He said access to the trench was via a ladder, some of the side wall had collapsed and water needed to be pumped out of it.
The area was “marsh land” and had needed piling work earlier in the build, he added.
The site was deemed unsafe for investigation after the deaths due to unsupported side walls, and further piling work was needed.
Mark Aylen, procurement manager for Claxton Engineering, said he had raised concerns about the men working inside the metal cage.
He said he had seen Thomas “squeezing” through and had been concerned it would take him a long time to get out if there was an emergency.
But he said a worker for project builders Encompass had assured him groundwork sub-contractors Hazegood knew how to work properly.
Mr Aylen added: “He jokingly shouted down, ‘I bet you’re glad you went on that diet now Tom’ and he smiled at me.”
He also expressed concern that the edges of the trench were crumbling and that he said staff did not always wear protective eyewear or hard hats.
But he added: “I never thought it was going to collapse.”
Robert Horner, for the families of the deceased men, questioned Mr Aylen’s role in health and safety.
Mr Aylen admitted there had been “no formal handover” when the previous Claxton project manager left for Dubai in October 2010, he had left risk assessment matters to Encompass and did not know Hazegood had been employed as sub-contractors until the day work began.

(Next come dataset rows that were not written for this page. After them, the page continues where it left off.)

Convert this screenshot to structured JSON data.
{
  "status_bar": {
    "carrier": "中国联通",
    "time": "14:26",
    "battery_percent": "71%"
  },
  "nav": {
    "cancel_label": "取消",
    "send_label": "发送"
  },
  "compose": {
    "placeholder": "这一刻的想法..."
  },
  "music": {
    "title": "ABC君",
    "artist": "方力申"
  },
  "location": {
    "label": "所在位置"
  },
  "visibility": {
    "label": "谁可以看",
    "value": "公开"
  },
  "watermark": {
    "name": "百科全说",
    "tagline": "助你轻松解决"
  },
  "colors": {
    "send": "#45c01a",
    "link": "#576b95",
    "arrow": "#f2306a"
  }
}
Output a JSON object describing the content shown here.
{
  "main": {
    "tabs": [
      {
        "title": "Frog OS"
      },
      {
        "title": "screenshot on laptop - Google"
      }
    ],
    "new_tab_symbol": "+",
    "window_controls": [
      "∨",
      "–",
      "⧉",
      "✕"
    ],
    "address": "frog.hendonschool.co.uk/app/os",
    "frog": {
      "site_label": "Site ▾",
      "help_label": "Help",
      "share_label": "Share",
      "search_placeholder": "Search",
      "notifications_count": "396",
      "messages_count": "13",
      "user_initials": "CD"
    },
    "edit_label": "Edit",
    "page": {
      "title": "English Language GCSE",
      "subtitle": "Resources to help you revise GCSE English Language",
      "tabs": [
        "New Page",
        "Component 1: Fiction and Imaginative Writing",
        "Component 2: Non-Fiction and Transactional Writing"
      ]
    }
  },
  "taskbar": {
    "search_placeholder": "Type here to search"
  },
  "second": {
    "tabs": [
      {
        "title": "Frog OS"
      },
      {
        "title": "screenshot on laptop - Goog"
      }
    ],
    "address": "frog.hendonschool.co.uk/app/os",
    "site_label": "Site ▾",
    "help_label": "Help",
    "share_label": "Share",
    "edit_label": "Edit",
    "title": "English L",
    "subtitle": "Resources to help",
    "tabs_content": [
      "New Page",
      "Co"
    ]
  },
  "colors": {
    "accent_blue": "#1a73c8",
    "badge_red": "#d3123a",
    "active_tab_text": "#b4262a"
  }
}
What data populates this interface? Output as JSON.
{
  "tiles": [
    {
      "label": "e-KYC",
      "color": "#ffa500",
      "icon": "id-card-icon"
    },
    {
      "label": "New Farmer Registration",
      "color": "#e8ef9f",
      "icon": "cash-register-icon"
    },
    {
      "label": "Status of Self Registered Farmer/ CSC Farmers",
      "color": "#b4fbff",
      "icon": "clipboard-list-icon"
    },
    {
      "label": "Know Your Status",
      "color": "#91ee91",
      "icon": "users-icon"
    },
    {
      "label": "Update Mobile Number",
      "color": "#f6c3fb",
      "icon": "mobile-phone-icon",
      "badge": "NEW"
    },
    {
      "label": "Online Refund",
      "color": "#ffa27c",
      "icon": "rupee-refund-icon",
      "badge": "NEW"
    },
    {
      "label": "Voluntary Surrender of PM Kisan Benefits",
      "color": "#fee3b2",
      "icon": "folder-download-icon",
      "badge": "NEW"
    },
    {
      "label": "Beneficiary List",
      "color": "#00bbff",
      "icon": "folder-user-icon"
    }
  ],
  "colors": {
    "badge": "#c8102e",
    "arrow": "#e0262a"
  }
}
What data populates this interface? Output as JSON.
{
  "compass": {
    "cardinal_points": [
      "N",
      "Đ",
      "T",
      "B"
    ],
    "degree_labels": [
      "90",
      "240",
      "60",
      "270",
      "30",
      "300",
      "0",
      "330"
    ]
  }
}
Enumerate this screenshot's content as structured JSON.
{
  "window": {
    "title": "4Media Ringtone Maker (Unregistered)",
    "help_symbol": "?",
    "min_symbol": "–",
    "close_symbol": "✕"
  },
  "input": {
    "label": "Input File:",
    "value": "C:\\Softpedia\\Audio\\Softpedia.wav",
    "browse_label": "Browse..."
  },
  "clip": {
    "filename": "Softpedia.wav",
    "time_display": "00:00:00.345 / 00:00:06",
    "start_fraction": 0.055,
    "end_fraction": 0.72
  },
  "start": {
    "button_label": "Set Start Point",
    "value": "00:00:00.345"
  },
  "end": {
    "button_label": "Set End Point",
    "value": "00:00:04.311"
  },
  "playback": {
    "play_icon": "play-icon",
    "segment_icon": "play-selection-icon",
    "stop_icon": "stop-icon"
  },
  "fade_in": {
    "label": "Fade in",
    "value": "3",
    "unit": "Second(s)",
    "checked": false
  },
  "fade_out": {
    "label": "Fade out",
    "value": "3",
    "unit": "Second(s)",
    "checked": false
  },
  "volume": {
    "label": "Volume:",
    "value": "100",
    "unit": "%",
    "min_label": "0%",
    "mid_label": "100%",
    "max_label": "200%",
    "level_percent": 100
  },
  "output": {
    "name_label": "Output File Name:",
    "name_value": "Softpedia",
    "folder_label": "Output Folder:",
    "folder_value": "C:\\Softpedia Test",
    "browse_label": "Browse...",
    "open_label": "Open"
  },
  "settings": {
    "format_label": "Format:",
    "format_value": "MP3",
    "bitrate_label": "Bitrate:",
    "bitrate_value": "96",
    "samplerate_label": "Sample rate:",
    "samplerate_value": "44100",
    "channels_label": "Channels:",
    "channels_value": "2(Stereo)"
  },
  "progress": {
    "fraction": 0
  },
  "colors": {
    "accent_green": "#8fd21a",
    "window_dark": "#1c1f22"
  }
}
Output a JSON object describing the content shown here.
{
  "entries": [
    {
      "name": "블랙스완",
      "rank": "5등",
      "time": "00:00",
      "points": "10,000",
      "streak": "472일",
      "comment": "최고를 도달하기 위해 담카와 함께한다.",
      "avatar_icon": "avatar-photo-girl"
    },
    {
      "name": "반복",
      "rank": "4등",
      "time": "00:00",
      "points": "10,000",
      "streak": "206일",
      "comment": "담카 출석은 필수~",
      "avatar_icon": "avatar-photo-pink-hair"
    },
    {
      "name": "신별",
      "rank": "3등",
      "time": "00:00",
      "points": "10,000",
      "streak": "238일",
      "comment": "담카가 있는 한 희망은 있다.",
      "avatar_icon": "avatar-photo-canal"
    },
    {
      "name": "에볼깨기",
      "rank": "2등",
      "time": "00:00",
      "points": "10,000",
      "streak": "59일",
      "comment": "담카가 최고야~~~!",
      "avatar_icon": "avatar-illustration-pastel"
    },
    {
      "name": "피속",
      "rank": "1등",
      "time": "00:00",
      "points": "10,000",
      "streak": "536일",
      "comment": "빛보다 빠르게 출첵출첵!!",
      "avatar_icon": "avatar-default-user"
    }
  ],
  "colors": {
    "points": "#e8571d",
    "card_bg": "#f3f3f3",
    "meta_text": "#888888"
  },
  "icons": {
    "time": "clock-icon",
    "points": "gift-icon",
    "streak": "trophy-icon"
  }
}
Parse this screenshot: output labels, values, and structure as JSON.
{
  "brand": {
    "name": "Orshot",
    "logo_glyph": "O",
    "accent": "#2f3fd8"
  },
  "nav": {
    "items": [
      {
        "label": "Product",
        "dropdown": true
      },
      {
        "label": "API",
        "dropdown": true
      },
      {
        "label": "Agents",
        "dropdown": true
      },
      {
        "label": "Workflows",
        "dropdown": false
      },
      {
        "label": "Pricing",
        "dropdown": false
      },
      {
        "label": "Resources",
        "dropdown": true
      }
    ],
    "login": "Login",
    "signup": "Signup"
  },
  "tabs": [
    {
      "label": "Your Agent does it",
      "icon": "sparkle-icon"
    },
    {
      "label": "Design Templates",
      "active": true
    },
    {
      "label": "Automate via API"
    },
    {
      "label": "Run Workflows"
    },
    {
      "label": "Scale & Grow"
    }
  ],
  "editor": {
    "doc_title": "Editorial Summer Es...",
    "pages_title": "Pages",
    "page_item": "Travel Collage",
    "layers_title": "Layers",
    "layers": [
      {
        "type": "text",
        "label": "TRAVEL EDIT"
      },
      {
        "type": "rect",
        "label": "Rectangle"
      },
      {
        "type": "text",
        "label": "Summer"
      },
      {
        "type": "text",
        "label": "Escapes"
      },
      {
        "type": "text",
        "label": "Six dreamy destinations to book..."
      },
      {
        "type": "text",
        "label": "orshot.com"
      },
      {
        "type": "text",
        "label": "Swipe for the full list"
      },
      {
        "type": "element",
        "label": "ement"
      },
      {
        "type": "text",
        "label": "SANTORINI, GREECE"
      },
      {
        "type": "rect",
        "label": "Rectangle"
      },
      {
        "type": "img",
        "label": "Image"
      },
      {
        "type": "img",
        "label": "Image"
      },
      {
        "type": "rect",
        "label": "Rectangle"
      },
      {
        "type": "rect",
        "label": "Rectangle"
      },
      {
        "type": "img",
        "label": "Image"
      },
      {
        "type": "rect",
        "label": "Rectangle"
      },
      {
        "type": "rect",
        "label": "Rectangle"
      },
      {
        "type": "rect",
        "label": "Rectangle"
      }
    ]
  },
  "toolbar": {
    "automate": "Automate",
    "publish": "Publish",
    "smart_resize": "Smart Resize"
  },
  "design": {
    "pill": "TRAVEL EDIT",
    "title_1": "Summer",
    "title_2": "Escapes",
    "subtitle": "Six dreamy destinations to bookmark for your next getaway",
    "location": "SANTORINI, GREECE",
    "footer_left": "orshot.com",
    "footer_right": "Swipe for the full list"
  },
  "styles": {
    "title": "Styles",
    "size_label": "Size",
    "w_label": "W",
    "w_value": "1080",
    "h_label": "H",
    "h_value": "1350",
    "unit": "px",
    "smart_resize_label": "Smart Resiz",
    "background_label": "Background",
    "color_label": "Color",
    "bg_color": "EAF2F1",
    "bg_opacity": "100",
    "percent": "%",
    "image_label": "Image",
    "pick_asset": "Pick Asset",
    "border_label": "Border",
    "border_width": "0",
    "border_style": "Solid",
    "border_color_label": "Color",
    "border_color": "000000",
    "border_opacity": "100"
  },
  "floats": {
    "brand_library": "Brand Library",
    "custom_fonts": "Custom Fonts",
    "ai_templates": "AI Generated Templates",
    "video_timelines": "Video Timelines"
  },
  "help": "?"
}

Scott Wilson Group had designed the test facility, the inquest was told.
Senior coroner Jacqueline Lake is set to hear further evidence today as the inquest continues.